▸ **WHAT NEEDS TO BE DONE**
Print the data again, exactly.

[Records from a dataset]
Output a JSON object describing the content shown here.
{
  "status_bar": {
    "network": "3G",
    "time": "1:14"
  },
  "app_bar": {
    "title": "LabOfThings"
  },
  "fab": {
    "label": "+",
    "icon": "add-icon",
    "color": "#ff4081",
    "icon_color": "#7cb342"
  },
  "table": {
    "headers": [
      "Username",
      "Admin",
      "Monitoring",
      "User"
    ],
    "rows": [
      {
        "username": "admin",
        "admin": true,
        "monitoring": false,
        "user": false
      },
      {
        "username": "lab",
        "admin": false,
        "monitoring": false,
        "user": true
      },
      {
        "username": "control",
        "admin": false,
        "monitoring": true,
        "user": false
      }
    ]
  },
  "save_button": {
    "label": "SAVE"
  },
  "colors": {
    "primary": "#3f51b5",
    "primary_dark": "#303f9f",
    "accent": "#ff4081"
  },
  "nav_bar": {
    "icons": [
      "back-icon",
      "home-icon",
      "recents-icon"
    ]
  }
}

▸ **ANSWER SPACE**
Output a JSON object describing the content shown here.
{
  "status_bar": {
    "network": "3G",
    "time": "1:14"
  },
  "app_bar": {
    "title": "LabOfThings"
  },
  "fab": {
    "label": "+",
    "icon": "add-icon",
    "color": "#ff4081",
    "icon_color": "#7cb342"
  },
  "table": {
    "headers": [
      "Username",
      "Admin",
      "Monitoring",
      "User"
    ],
    "rows": [
      {
        "username": "admin",
        "admin": true,
        "monitoring": false,
        "user": false
      },
      {
        "username": "lab",
        "admin": false,
        "monitoring": false,
        "user": true
      },
      {
        "username": "control",
        "admin": false,
        "monitoring": true,
        "user": false
      }
    ]
  },
  "save_button": {
    "label": "SAVE"
  },
  "colors": {
    "primary": "#3f51b5",
    "primary_dark": "#303f9f",
    "accent": "#ff4081"
  },
  "nav_bar": {
    "icons": [
      "back-icon",
      "home-icon",
      "recents-icon"
    ]
  }
}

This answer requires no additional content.